[RECORD EXCERPTS Boundary: Start]

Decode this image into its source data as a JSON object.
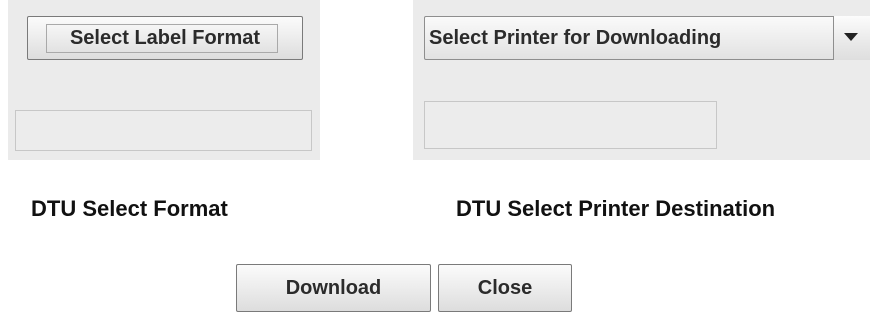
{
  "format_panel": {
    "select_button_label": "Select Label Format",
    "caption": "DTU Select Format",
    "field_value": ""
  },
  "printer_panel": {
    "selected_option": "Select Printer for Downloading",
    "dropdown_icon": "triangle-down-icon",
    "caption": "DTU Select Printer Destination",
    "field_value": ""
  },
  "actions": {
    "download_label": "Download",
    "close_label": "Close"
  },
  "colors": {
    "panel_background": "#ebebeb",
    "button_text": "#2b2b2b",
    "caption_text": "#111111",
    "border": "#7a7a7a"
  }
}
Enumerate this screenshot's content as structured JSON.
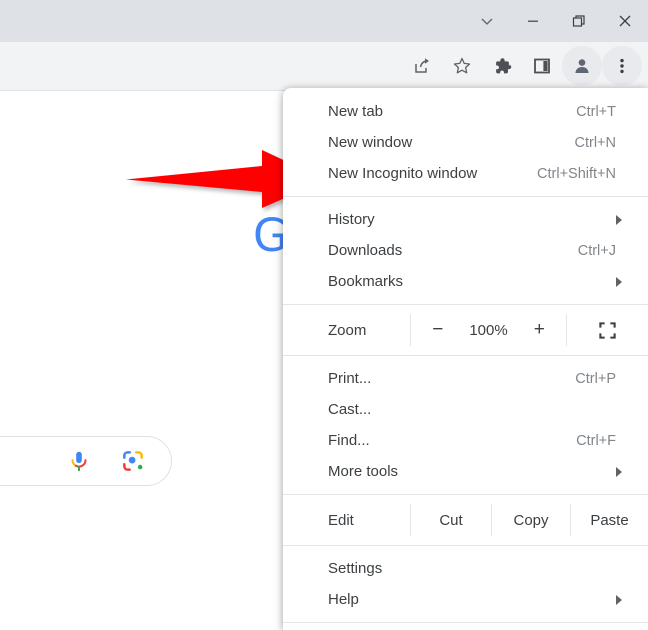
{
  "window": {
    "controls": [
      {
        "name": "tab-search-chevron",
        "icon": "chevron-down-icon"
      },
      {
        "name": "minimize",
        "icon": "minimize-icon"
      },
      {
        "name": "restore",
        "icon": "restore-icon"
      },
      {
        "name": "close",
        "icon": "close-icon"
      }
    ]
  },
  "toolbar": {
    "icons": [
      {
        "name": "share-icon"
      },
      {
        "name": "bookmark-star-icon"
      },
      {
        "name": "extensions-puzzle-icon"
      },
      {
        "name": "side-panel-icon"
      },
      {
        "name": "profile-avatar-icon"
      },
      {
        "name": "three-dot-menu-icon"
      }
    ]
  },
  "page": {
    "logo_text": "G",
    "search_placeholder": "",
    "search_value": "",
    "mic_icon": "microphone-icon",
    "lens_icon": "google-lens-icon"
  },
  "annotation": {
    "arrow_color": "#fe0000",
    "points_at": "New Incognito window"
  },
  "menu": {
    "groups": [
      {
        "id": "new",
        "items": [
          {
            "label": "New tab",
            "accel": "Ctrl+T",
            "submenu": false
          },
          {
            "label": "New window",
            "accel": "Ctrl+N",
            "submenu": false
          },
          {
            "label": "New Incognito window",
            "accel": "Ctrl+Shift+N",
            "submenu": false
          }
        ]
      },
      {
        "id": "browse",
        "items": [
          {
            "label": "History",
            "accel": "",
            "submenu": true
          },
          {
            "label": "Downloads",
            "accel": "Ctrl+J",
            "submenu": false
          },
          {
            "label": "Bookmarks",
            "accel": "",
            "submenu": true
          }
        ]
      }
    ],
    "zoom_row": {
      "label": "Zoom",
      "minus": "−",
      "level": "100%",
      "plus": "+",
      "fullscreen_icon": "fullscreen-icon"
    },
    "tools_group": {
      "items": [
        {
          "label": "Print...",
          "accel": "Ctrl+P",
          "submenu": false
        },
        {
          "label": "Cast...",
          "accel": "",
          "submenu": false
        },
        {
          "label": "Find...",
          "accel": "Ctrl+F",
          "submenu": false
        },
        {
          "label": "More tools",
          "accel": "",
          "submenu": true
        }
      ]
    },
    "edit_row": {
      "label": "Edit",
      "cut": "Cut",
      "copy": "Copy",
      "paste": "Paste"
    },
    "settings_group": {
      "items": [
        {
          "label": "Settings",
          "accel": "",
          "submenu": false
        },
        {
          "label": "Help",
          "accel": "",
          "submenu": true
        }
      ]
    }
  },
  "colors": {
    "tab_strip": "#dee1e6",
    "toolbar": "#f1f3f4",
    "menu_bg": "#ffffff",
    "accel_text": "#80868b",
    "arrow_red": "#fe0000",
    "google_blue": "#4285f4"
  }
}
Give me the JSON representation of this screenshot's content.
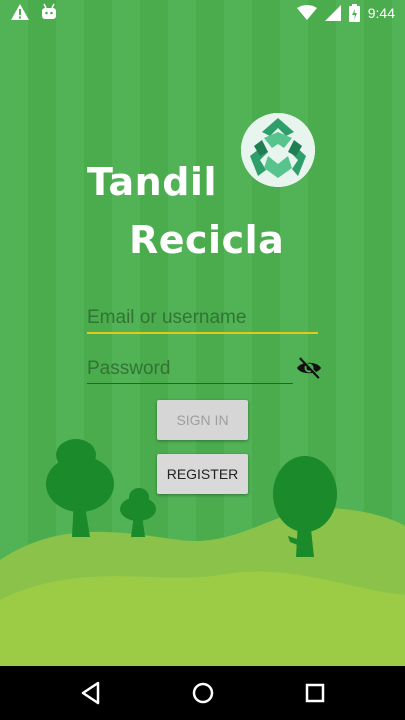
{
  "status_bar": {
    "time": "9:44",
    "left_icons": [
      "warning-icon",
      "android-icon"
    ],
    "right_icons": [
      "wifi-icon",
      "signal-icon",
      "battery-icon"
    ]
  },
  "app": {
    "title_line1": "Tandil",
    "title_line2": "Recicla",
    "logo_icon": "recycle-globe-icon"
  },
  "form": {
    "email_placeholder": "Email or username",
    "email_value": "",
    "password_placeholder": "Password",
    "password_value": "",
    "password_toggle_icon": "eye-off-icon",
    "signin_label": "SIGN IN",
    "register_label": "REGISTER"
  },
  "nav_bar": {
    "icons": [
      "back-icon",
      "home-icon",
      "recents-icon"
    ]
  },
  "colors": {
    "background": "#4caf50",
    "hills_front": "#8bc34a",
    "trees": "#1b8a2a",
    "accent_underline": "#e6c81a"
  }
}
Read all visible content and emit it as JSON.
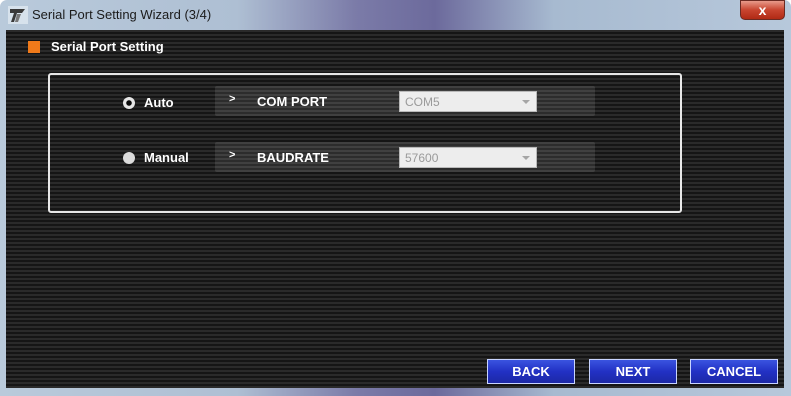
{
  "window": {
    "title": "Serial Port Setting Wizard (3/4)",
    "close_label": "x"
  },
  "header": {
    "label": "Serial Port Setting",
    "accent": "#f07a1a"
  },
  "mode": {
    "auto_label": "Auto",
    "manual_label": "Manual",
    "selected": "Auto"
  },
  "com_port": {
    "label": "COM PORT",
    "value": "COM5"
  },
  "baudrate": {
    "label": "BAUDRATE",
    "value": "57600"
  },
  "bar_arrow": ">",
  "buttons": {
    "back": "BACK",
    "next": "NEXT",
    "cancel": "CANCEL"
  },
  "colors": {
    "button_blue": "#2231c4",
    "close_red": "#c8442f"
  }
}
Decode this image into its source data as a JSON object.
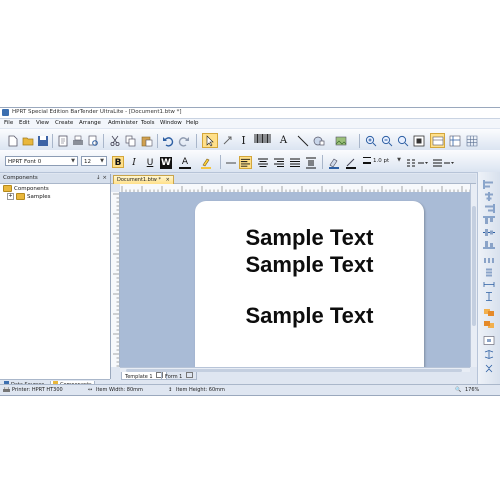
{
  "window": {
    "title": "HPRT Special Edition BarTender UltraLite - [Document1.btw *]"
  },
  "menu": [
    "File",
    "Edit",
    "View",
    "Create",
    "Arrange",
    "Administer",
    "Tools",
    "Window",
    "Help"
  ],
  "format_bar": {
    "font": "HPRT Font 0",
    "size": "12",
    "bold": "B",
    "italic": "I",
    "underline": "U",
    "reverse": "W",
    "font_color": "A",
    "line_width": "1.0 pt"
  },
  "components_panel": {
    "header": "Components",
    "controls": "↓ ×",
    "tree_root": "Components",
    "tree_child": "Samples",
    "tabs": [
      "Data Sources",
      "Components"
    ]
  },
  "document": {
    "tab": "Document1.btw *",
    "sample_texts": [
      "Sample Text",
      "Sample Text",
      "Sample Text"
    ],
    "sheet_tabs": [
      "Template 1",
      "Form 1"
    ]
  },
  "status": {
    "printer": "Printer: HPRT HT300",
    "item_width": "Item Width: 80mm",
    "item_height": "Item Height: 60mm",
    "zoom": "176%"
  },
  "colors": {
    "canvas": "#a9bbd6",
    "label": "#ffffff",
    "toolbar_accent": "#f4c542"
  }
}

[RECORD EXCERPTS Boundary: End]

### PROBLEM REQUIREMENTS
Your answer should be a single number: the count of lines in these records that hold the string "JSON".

### RESULT
5